Muriel Bowser, the Mayor, in the budget proposal for fiscal 2024, wanted to take the amount of $200.000 a year that was dedicated to the problem gambling and redirect that money somewhere else. However, the District so far got $600.000 from taxes collected from sports betting operators, and that revenue hasn’t been invested in the reduction of problem gambling.

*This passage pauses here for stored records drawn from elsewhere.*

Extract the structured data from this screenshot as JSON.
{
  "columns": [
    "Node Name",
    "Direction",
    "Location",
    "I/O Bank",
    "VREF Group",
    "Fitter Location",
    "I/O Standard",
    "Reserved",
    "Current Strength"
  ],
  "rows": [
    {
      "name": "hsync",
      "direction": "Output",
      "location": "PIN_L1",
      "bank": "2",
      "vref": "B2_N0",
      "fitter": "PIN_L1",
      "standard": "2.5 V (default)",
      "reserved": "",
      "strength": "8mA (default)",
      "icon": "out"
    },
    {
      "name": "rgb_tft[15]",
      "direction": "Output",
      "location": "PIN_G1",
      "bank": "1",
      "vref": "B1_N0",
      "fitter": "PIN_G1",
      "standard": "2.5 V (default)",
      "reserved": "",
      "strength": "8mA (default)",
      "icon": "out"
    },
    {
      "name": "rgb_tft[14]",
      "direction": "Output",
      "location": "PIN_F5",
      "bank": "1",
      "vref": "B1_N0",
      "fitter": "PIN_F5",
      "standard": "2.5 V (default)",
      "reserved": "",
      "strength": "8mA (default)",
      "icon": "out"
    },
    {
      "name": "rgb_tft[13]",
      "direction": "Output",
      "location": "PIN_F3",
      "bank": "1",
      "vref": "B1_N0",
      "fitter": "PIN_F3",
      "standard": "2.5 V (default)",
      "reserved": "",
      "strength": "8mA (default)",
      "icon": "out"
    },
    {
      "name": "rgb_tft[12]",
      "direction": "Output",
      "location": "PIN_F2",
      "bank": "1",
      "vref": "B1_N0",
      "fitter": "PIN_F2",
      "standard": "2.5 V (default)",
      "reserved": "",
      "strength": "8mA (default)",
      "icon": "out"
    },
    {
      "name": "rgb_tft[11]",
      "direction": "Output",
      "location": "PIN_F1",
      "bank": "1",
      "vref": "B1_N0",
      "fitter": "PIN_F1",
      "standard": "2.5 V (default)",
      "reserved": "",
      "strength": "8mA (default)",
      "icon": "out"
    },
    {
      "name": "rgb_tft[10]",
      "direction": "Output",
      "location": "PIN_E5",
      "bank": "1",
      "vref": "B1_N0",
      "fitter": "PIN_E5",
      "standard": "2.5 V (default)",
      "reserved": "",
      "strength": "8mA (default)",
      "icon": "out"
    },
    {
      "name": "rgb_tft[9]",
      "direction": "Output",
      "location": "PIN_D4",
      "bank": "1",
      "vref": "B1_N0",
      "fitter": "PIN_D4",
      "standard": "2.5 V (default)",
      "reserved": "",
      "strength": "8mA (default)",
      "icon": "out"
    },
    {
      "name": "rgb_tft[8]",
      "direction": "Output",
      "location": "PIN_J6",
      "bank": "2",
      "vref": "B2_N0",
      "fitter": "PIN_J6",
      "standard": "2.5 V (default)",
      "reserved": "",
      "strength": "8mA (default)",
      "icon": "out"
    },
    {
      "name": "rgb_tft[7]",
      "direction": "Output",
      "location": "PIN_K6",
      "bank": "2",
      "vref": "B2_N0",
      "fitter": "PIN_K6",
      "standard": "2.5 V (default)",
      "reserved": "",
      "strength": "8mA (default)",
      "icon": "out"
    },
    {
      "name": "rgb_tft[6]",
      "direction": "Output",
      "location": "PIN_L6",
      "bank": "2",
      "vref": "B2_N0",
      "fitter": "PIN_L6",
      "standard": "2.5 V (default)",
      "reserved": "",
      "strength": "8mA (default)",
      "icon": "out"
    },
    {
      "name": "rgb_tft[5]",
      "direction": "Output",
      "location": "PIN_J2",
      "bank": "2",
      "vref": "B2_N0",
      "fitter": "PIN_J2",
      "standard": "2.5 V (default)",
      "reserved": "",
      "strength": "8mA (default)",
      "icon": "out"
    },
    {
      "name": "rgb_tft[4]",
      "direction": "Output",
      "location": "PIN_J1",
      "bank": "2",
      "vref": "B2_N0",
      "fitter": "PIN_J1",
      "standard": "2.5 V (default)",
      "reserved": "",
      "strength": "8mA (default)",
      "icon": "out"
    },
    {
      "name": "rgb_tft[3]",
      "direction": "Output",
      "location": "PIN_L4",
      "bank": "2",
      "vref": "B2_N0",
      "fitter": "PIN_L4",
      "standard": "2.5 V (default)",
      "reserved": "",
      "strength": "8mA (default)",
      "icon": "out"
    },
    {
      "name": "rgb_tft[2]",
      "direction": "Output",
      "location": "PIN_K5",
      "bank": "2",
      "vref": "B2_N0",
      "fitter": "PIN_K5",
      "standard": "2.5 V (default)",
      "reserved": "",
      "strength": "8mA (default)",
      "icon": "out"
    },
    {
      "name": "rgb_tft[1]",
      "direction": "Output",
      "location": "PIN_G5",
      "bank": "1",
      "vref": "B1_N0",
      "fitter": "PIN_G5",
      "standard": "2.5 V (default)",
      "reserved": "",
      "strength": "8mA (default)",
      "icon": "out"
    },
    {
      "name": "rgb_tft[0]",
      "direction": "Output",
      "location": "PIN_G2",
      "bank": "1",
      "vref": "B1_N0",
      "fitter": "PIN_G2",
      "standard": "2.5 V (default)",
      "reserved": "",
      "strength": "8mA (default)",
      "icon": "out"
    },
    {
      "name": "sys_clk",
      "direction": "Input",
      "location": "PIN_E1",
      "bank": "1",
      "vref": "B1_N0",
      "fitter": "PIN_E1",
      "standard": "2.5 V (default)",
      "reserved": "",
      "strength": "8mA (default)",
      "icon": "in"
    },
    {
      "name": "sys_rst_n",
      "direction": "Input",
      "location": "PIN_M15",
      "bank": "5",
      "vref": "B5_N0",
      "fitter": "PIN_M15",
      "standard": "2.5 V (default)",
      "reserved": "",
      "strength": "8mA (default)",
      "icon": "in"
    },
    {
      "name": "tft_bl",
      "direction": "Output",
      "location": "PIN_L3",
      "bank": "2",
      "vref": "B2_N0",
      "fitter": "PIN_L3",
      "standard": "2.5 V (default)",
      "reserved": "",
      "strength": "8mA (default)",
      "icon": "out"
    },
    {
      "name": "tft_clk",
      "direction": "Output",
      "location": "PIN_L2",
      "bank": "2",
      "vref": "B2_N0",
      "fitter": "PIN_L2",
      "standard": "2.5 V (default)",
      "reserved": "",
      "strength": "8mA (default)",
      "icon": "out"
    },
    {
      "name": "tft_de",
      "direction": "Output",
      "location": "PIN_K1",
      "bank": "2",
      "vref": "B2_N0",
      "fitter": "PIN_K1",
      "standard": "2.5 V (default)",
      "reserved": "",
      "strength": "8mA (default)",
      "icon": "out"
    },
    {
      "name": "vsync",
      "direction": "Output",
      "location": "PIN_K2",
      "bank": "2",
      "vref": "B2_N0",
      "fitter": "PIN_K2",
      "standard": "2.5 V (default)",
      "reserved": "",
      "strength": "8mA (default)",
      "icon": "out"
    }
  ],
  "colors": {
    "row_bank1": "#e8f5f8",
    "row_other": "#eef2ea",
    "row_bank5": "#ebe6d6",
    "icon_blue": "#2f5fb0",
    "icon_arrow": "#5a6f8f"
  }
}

Jeremy Kudon, one of the members of the Sports Betting Alliance (SBA), the industry’s lobbying group, says they’re against this initiative. In his testimony, which was submitted to the Committee on Health at the end of the last month, he said that all operators had their own tools that helped in solving the problem gambling issue but that the District’s funds were also very important. He said: “Legal and regulated sports betting operators provide tools and resources to help players manage their gaming habits and prevent problem gaming, including self-limits on the amount of time spent on the platform, caps on account deposit and betting amounts, and exclusion all together from the app. In addition, legal and regulated sports betting operators have dedicated Player Protection teams to support the monitoring of user accounts for potential problem gaming behavior and language.”
He added that the applications and resources that were used were the most effective in the prevention and reduction of problem gaming.
The SBA strongly supports the District’s operators, including new member Fanatics Sportsbook, as well as BetMGM, DraftKings, and FanDuel, the most popular operators in the state.
Issues in the U.S. market:
The DC market was regulated back in 2019, and then the license for operating got Intralot, the D.C. Lottery supplier. After that, more operators got their licenses, but the problems related to the D.C. sports betting market remained.
As Chris Cylke, the American Gaming Association Senior V.P., said, this problem is only the latest on the long list of issues in the District. As he stated, the AGA supported the operators. He pointed out that the District had an obligation to provide the operators with some resources for problem gaming. There is also the need to promote a competitive mobile marketplace in order to increase revenue, which will further help in solving the issue related to problem gaming.
As per the Responsible Gambling Collaborative’s report from January 2020, many states haven’t managed the problem gaming issues in the right way, especially when it comes to funding.
Tax funds weren’t used for that purpose in Kansas, Louisiana, Missouri, and Oklahoma, and in total, 14 states were investigated.
The results were unclear in California, Iowa, Mississippi, and Ohio.